Pegmatite is light-colored and often contains rare minerals that are not present in other parts of the magma chamber.
Pumice is a light-colored vesicular and porous like an igneous rock that forms as a result of very fast solidification of molten rock material. The vesicular and porous like texture is due to the gas trapped within the melt during the rapid solidification. Pumice stones are commonly used as abrasive materials. Peridotite is a dark coarse-grained igneous rock consisting principally of olivine. It is an intrusive rock and may also contain some small amount of minerals such as feldspar, quartz, amphibole, pyroxene, or quartz.
Rhyolites are light-colored and fine-grained igneous rocks. They are extrusive igneous rocks and they are typically composed feldspar and quartz minerals. They often have a smooth surface. Welded Tuffs are extrusive igneous rocks made up of the materials discharged during a volcanic event. Welded Tuffs are mostly composed of volcanic ash and at times include large size pieces such as clinkers.
Fire opals are the igneous rocks that are flaming orange or yellow and red in color. At times they are found in rhyolite and are categorized as one of the most spectacular igneous geological rocks. Scoria is a dark-colored vesicular and porous like an igneous rock. It is an extrusive rock and the vesicles or porous like composition is due to the gas trapped within the melt during cooling and solidification.
Scoria usually forms as a bubbling crust on top of the lava as it flows down from the volcanic vent and eventually solidifies with some air trapped inside.
Sonia Madaan is a writer and founding editor of science education blog EarthEclipse. Her passion for science education drove her to start EarthEclipse with the sole objective of finding and sharing fun and interesting science facts. She loves writing on topics related to space, environment, chemistry, biology, geology and geography.

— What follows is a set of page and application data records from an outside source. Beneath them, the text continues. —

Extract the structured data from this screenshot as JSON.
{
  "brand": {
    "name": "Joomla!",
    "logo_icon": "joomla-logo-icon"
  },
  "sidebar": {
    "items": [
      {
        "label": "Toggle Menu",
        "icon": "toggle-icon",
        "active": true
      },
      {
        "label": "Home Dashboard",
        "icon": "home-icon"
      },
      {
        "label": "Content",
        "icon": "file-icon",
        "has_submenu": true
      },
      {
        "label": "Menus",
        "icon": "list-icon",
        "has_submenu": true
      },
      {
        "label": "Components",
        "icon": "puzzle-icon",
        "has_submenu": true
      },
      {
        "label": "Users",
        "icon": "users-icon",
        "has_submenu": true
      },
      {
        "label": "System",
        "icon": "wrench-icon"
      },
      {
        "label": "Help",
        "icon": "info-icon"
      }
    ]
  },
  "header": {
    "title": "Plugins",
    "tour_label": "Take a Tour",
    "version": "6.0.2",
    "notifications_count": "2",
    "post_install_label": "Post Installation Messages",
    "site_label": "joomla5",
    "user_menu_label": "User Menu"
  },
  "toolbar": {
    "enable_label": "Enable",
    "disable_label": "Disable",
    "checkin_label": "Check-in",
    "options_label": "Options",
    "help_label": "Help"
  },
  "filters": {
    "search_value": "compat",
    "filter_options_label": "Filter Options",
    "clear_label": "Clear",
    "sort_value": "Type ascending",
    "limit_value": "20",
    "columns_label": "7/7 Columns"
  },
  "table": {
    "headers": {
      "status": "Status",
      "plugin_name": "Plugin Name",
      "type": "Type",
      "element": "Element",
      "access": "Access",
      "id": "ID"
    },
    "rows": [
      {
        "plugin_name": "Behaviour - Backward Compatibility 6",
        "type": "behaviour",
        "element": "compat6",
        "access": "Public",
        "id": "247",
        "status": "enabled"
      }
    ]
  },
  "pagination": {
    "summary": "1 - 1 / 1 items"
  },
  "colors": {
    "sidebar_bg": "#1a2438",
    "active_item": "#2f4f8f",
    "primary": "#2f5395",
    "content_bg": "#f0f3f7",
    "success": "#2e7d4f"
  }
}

When she is not writing, she loves watching sci-fi movies on Netflix. What are Igneous Rocks? Intrusive Igneous Rocks 2. Granite 2. Gabbro 3. Basalt 4. Diorite 5. Andesite 6. Obsidian 7. Pegmatite 8. Pumice 9. Peridotite Rhyolite Welded Tuff Fire Opal Related Posts